US Law Week

Supreme Court Lets California Churches Hold Indoor Services (1)

Feb. 6, 2021, 5:27 AM

A divided U.S. Supreme Court ordered California to let indoor worship services resume at a group of suing churches, easing restrictions that officials said were needed to stem the spread of the coronavirus.

The Friday night orders stopped short of abolishing the Covid restrictions altogether, saying the state could impose a 25% capacity cap at church services. The justices also let California continue to ban singing and chanting at indoor services.

Still, the orders marked a new display of the eagerness of the court’s conservative wing to protect religious rights even when officials say public health is at stake. The orders reinforce an earlier Supreme Court decision that blocked strict capacity limits in New York as violating constitutionally protected religious rights.

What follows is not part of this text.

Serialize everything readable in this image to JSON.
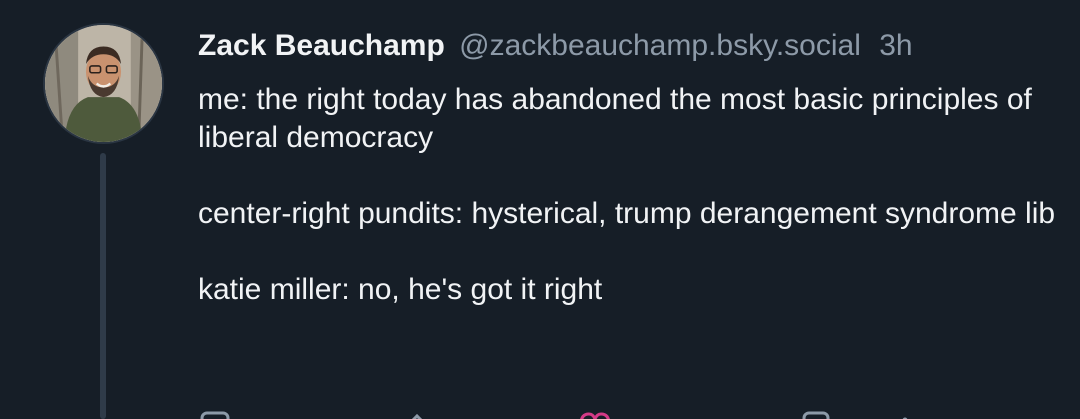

The newest justice, Amy Coney Barrett, joined her conservative colleagues in the majority, though she didn’t go as far as some of them wanted. Issuing her first separate opinion, Barrett said the churches hadn’t carried their burden to show the ban on singing and chanting was discriminatory.

“Of course, if a chorister can sing in a Hollywood studio but not in her church, California’s regulations cannot be viewed as neutral,” Barrett wrote in a one-paragraph opinion joined by Justice Brett Kavanaugh. “But the record is uncertain, and the decisions below unfortunately shed little light on the issue.”

Under restrictions imposed in July by Governor Gavin Newsom, California barred indoor worship services -- as well as indoor dining, movie screenings and other gatherings -- in counties designated as “tier 1” because of high Covid numbers. All but four of California’s 58 counties, covering more than 99% of its population, were “tier 1” as of Feb. 2.

Like most of the country, California has been fighting a surge of Covid cases over the past three months. The state has recorded more than 3.2 million cases since the outbreak began almost a year ago, and more than 40,000 people have died.

‘Not Scientists’

The court’s three liberal justices -- Elena Kagan, Stephen Breyer and Sonia Sotomayor -- dissented.

“Justices of this court are not scientists,” Kagan wrote for the group. “Nor do we know much about public health policy. Yet today the court displaces the judgments of experts about how to respond to a raging pandemic.”

Justices Neil Gorsuch, Clarence Thomas and Samuel Alito said they would have blocked all the restrictions, though Alito said he would have given the state 30 days to show the rules met a demanding legal standard.

Writing for the group, Gorsuch said California had granted exemptions to Hollywood studios from Covid restrictions that apply elsewhere.

“If Hollywood may host a studio audience or film a singing competition while not a single soul may enter California’s churches, synagogues, and mosques, something has gone seriously awry,” Gorsuch wrote.

The court as a whole didn’t explain its reasoning or lay out why it selected 25% as a permissible capacity cap for churches in tier 1 counties. In his opinion, Gorsuch said the state allows most retail stores to operate at 25% occupancy in tier 1 counties.

Though other churches might be able to take advantage of the orders, they apply directly only to the churches that sued -- South Bay United Pentecostal Church, which has a 600-seat sanctuary in Chula Vista; Harvest Rock Church, which seats 1,250 people in its Pasadena facility; and Harvest International Ministry, which says it has numerous member churches throughout the state.

The cases are South Bay v. Newsom, 20A136, and Harvest Rock v. Newsom, 20A137.

(Updates with breakdown of court and excerpts from opinions starting in fourth paragraph.)

To contact the reporter on this story:
Greg Stohr in Washington at gstohr@bloomberg.net

To contact the editors responsible for this story:
Jon Morgan at jmorgan97@bloomberg.net

Elizabeth Wasserman, John Harney

© 2021 Bloomberg L.P. All rights reserved. Used with permission.

To read more articles log in. To learn more about a subscription click here.